US4859852 *21 Apr 198722 Aug 1989Digital Scintigraphics, Inc.Collimator system with improved imaging sensitivity
US5297035 *30 Mar 199022 Mar 1994Kabushiki Kaisha ToshibaMethod and system for processing RI images in SPECT apparatus
US5423316 *18 Jan 199413 Jun 1995Siemens Medical Systems, Inc.Automatic identification of anatomical features of interest from data acquired in nuclear medicine studies and superimposition of such features of persistence scope displays
US5462056 *31 Jan 199531 Oct 1995Siemens Medical Systems, Inc.High-sensitivity spect imaging of small body organs using a multi-headscintillation camera with non-uniform collimation
US658093931 Oct 200017 Jun 2003Board Of Regents, The University Of Texas SystemMethod and system for reducing background artifacts from uniformly redundant array collimators in single photon emission computed tomography
US8476610 *24 Jun 20112 Jul 2013Siemens Medical Solutions Usa, Inc.Composite segment collimators for SPECT without dead zones
US20120326059 *24 Jun 201127 Dec 2012Hawman Eric GComposite Segment Collimators for SPECT Without Dead Zones
EP0250249A2 *18 Jun 198723 Dec 1987Digital Scintigraphics, Inc.Multifield collimator system and method and radionuclide emission tomography camera using same
EP0393405A2 *29 Mar 199024 Oct 1990Kabushiki Kaisha ToshibaMethod and system for processing RI images in spect apparatus
EP0650076A2 *18 Oct 199426 Apr 1995Siemens Medical Systems, Inc.Method and apparatus for retrofitting a multi-detector scintillation camera system to perform like a dual-head scintillation camera system of the type which is dedicated to cardiac spect studies
EP0757838A1 *24 Apr 199512 Feb 1997Gra*Star, Inc.Radiation flux polarizer

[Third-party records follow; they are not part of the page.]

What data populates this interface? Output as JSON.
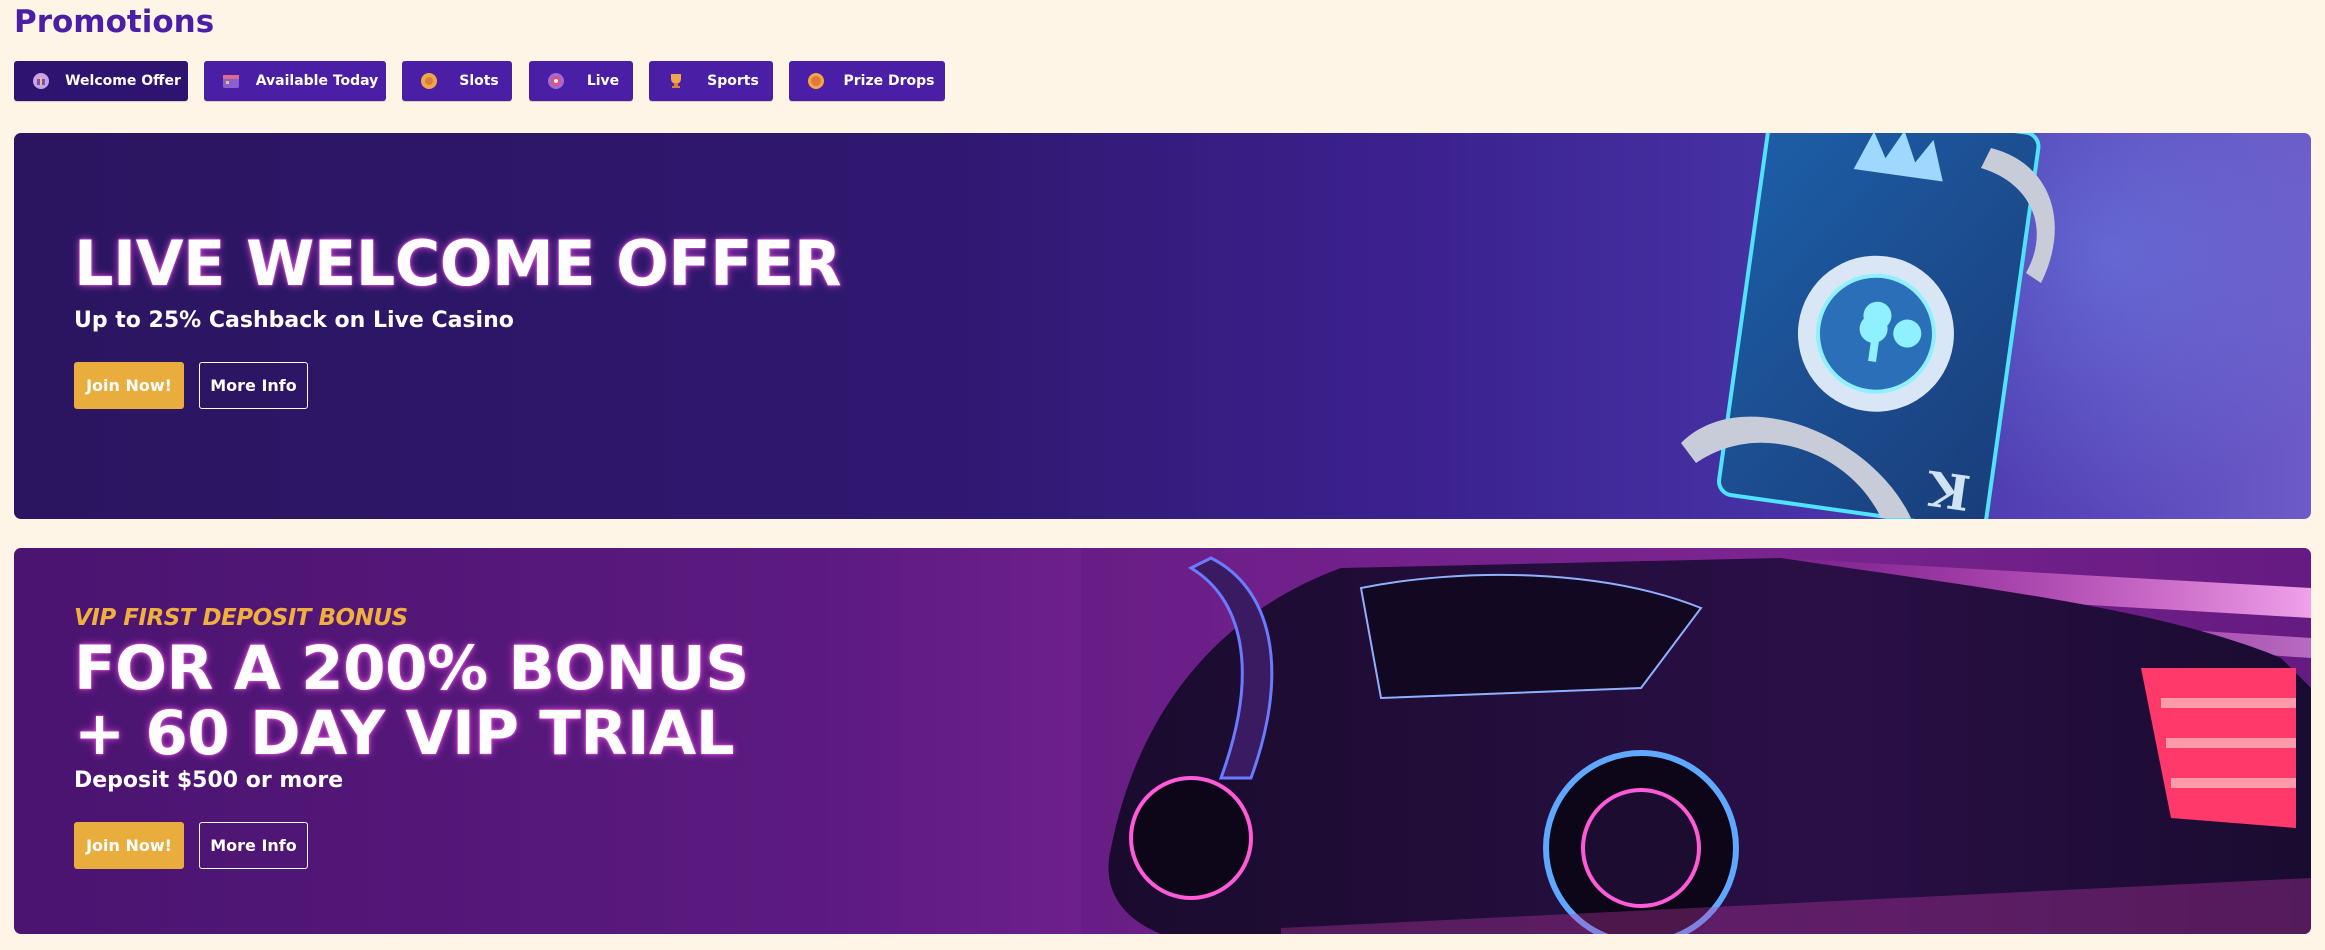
{
  "page": {
    "title": "Promotions"
  },
  "tabs": [
    {
      "label": "Welcome Offer",
      "icon": "gift-icon",
      "active": true
    },
    {
      "label": "Available Today",
      "icon": "calendar-icon",
      "active": false
    },
    {
      "label": "Slots",
      "icon": "slot-coin-icon",
      "active": false
    },
    {
      "label": "Live",
      "icon": "live-chip-icon",
      "active": false
    },
    {
      "label": "Sports",
      "icon": "trophy-icon",
      "active": false
    },
    {
      "label": "Prize Drops",
      "icon": "coin-drop-icon",
      "active": false
    }
  ],
  "banners": [
    {
      "headline": "LIVE WELCOME OFFER",
      "subline": "Up to 25% Cashback on Live Casino",
      "join_label": "Join Now!",
      "info_label": "More Info",
      "art": "king-of-clubs-card-with-casino-chip"
    },
    {
      "eyebrow": "VIP FIRST DEPOSIT BONUS",
      "headline_line1": "FOR A 200% BONUS",
      "headline_line2": "+ 60 DAY VIP TRIAL",
      "subline": "Deposit $500 or more",
      "join_label": "Join Now!",
      "info_label": "More Info",
      "art": "neon-sports-car-with-open-gullwing-door"
    }
  ],
  "colors": {
    "page_bg": "#fff5e6",
    "brand_purple": "#4a1fa6",
    "active_tab": "#2f1370",
    "accent_gold": "#e9ad3e"
  }
}
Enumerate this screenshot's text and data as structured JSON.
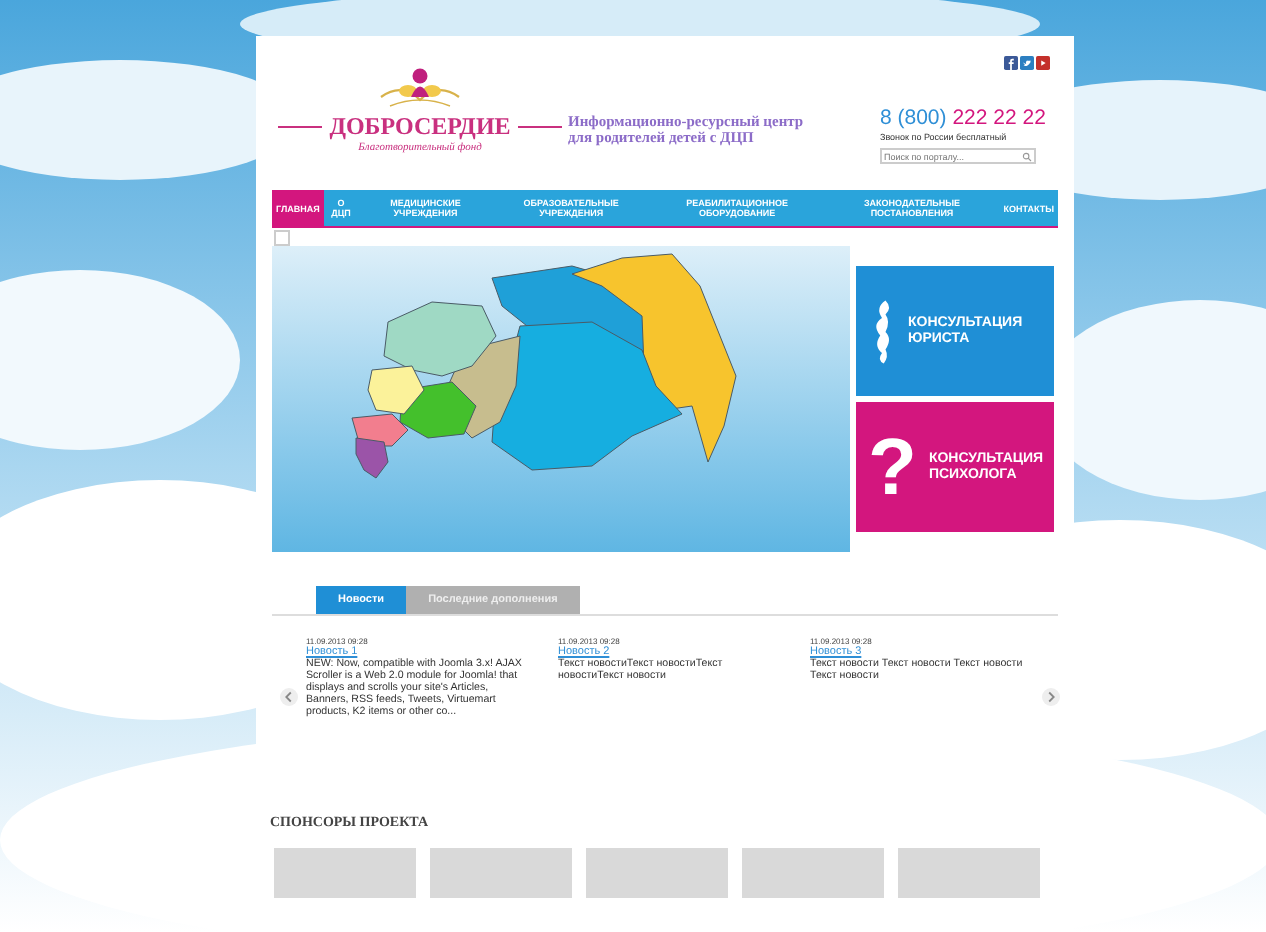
{
  "logo": {
    "title": "ДОБРОСЕРДИЕ",
    "subtitle": "Благотворительный фонд"
  },
  "tagline": "Информационно-ресурсный центр для родителей детей с ДЦП",
  "phone": {
    "prefix": "8 (800)",
    "number": "222 22 22",
    "note": "Звонок по России бесплатный"
  },
  "search": {
    "placeholder": "Поиск по порталу..."
  },
  "nav": [
    {
      "label": "ГЛАВНАЯ",
      "selected": true
    },
    {
      "label": "О ДЦП",
      "selected": false
    },
    {
      "label": "МЕДИЦИНСКИЕ УЧРЕЖДЕНИЯ",
      "selected": false
    },
    {
      "label": "ОБРАЗОВАТЕЛЬНЫЕ УЧРЕЖДЕНИЯ",
      "selected": false
    },
    {
      "label": "РЕАБИЛИТАЦИОННОЕ ОБОРУДОВАНИЕ",
      "selected": false
    },
    {
      "label": "ЗАКОНОДАТЕЛЬНЫЕ ПОСТАНОВЛЕНИЯ",
      "selected": false
    },
    {
      "label": "КОНТАКТЫ",
      "selected": false
    }
  ],
  "banners": [
    {
      "kind": "lawyer",
      "title": "КОНСУЛЬТАЦИЯ ЮРИСТА",
      "color": "#1f8fd6"
    },
    {
      "kind": "psychologist",
      "glyph": "?",
      "title": "КОНСУЛЬТАЦИЯ ПСИХОЛОГА",
      "color": "#d3167e"
    }
  ],
  "tabs": [
    {
      "label": "Новости",
      "selected": true
    },
    {
      "label": "Последние дополнения",
      "selected": false
    }
  ],
  "news": [
    {
      "date": "11.09.2013 09:28",
      "title": "Новость 1",
      "text": "NEW: Now, compatible with Joomla 3.x! AJAX Scroller is a Web 2.0 module for Joomla! that displays and scrolls your site's Articles, Banners, RSS feeds, Tweets, Virtuemart products, K2 items or other co..."
    },
    {
      "date": "11.09.2013 09:28",
      "title": "Новость 2",
      "text": "Текст новостиТекст новостиТекст новостиТекст новости"
    },
    {
      "date": "11.09.2013 09:28",
      "title": "Новость 3",
      "text": "Текст новости Текст новости Текст новости Текст новости"
    }
  ],
  "sponsors": {
    "title": "СПОНСОРЫ ПРОЕКТА",
    "logos": [
      {
        "kind": "placeholder"
      },
      {
        "kind": "placeholder"
      },
      {
        "kind": "placeholder"
      },
      {
        "kind": "placeholder"
      },
      {
        "kind": "placeholder"
      }
    ]
  }
}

WO2010120525A1 *31 Mar 201021 Oct 2010Brookhaven Science AssociatesInterwoven multi-aperture collimator for 3-dimensional radiation imaging applications
Classifications

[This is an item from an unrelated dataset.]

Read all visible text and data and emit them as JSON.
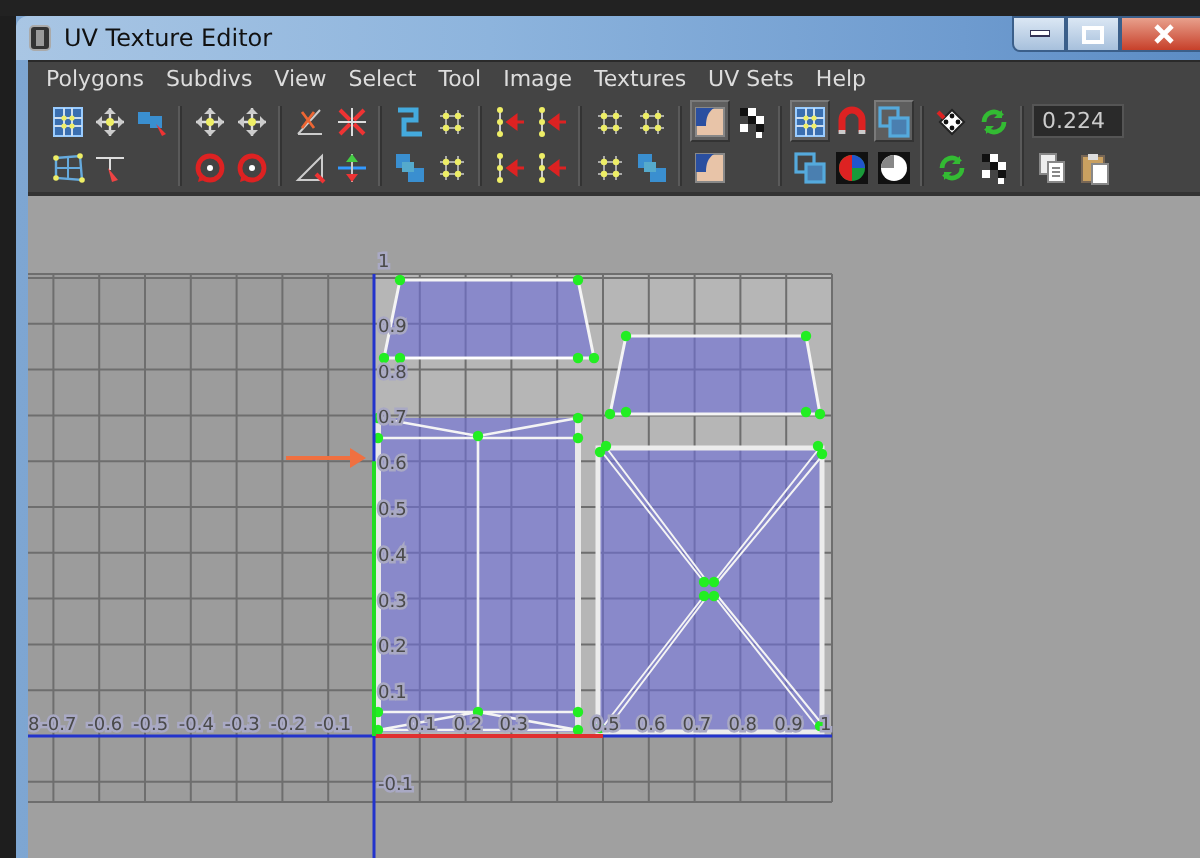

U.S. Classification250/505.1, 976/DIG.429, 250/363.1, 378/149, 250/363.04
International ClassificationG01T1/164, G21K1/02

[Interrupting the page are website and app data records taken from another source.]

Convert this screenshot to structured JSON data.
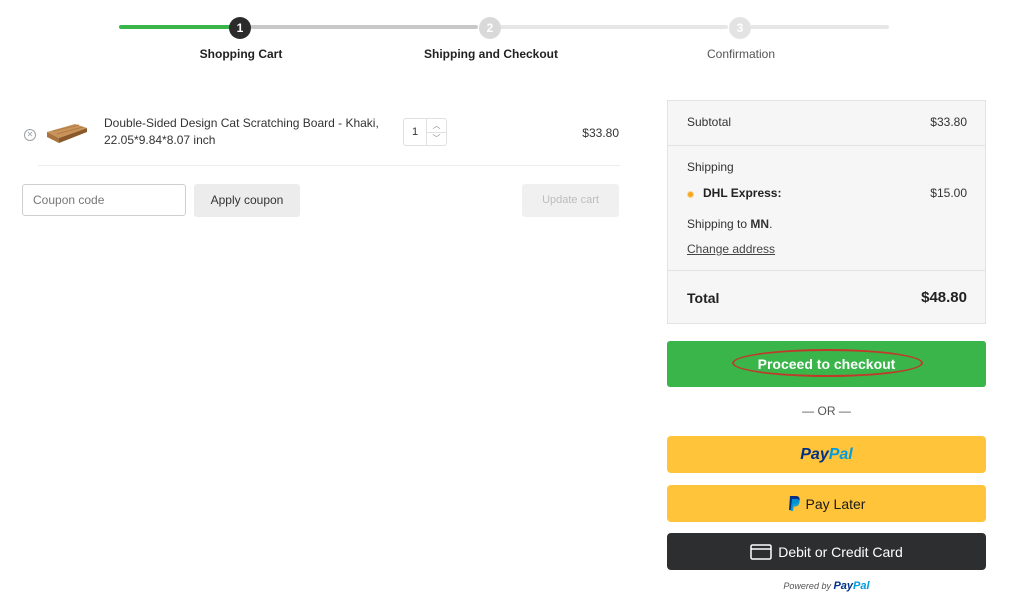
{
  "steps": [
    {
      "number": "1",
      "label": "Shopping Cart",
      "state": "active"
    },
    {
      "number": "2",
      "label": "Shipping and Checkout",
      "state": "upcoming"
    },
    {
      "number": "3",
      "label": "Confirmation",
      "state": "upcoming"
    }
  ],
  "colors": {
    "progress_green": "#3ab54a",
    "checkout_green": "#3ab54a",
    "paypal_yellow": "#ffc439",
    "card_dark": "#2c2e2f",
    "highlight_red": "#c0392b"
  },
  "cart": {
    "item": {
      "name": "Double-Sided Design Cat Scratching Board - Khaki, 22.05*9.84*8.07 inch",
      "quantity": "1",
      "price": "$33.80",
      "remove_icon": "close-circle-icon"
    },
    "coupon_placeholder": "Coupon code",
    "apply_coupon_label": "Apply coupon",
    "update_cart_label": "Update cart"
  },
  "totals": {
    "subtotal_label": "Subtotal",
    "subtotal_value": "$33.80",
    "shipping_label": "Shipping",
    "shipping_method": "DHL Express:",
    "shipping_cost": "$15.00",
    "shipping_to_prefix": "Shipping to",
    "shipping_to_region": "MN",
    "change_address_label": "Change address",
    "total_label": "Total",
    "total_value": "$48.80"
  },
  "checkout": {
    "proceed_label": "Proceed to checkout",
    "or_label": "— OR —",
    "paypal_pay": "Pay",
    "paypal_pal": "Pal",
    "pay_later_label": "Pay Later",
    "card_label": "Debit or Credit Card",
    "powered_by": "Powered by",
    "powered_pay": "Pay",
    "powered_pal": "Pal"
  }
}
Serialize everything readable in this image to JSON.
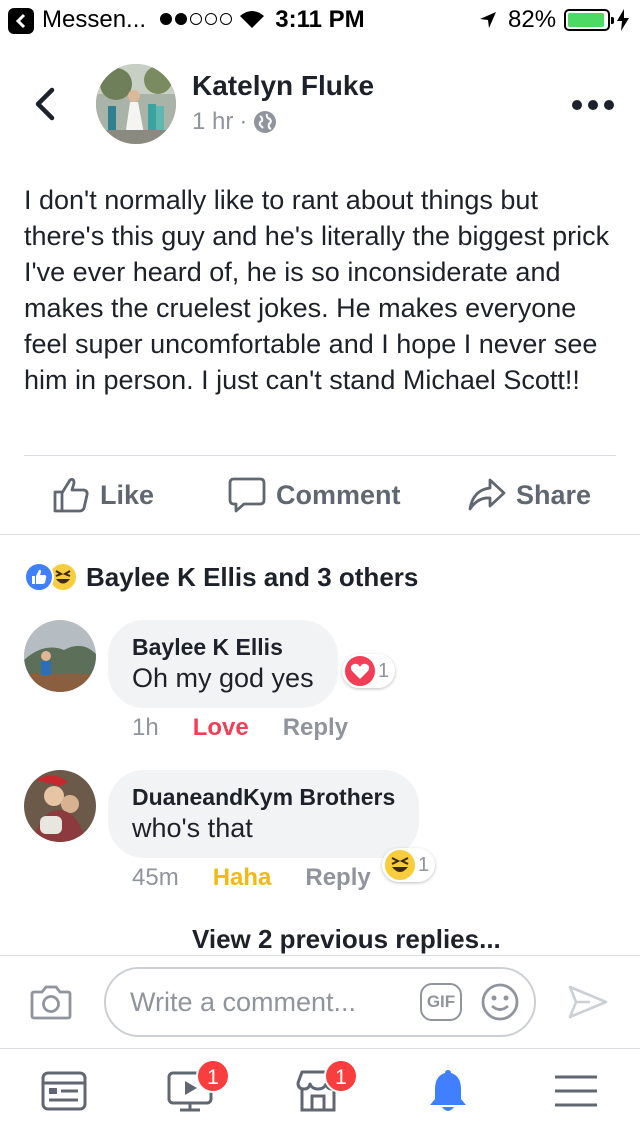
{
  "status_bar": {
    "back_app": "Messen...",
    "time": "3:11 PM",
    "battery": "82%",
    "battery_level": 0.82
  },
  "post": {
    "author": "Katelyn Fluke",
    "time": "1 hr",
    "separator": "·",
    "privacy_icon": "globe-icon",
    "body": "I don't normally like to rant about things but there's this guy and he's literally the biggest prick I've ever heard of, he is so inconsiderate and makes the cruelest jokes. He makes everyone feel super uncomfortable and I hope I never see him in person. I just can't stand Michael Scott!!"
  },
  "actions": {
    "like": "Like",
    "comment": "Comment",
    "share": "Share"
  },
  "reactions": {
    "summary": "Baylee K Ellis and 3 others",
    "types": [
      "like",
      "haha"
    ]
  },
  "comments": [
    {
      "author": "Baylee K Ellis",
      "text": "Oh my god yes",
      "time": "1h",
      "reaction_label": "Love",
      "reaction_color": "#f33e58",
      "reply": "Reply",
      "reaction_count": "1"
    },
    {
      "author": "DuaneandKym Brothers",
      "text": "who's that",
      "time": "45m",
      "reaction_label": "Haha",
      "reaction_color": "#f0ba15",
      "reply": "Reply",
      "reaction_count": "1"
    }
  ],
  "view_previous": "View 2 previous replies...",
  "composer": {
    "placeholder": "Write a comment...",
    "gif": "GIF"
  },
  "tabbar": {
    "watch_badge": "1",
    "marketplace_badge": "1",
    "active_tab": "notifications",
    "accent": "#4080ff"
  }
}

Cooperative ClassificationG01T1/1642, G21K1/025
European ClassificationG01T1/164B1, G21K1/02B
Legal Events
DateCodeEventDescription
4 Jul 1995FPExpired due to failure to pay maintenance fee
Effective date: 19950426
23 Apr 1995LAPSLapse for failure to pay maintenance fees
29 Nov 1994REMIMaintenance fee reminder mailed
24 Sep 1990FPAYFee payment
Year of fee payment: 4
21 Feb 1985ASAssignment
Owner name: SIEMENS GAMMASONICS, INC., 2000 NUCLEAR DRIVE DE P
Free format text: ASSIGNMENT OF ASSIGNORS INTEREST.;ASSIGNOR:HAWMAN, ERIC G.;REEL/FRAME:004376/0933
Effective date: 19850207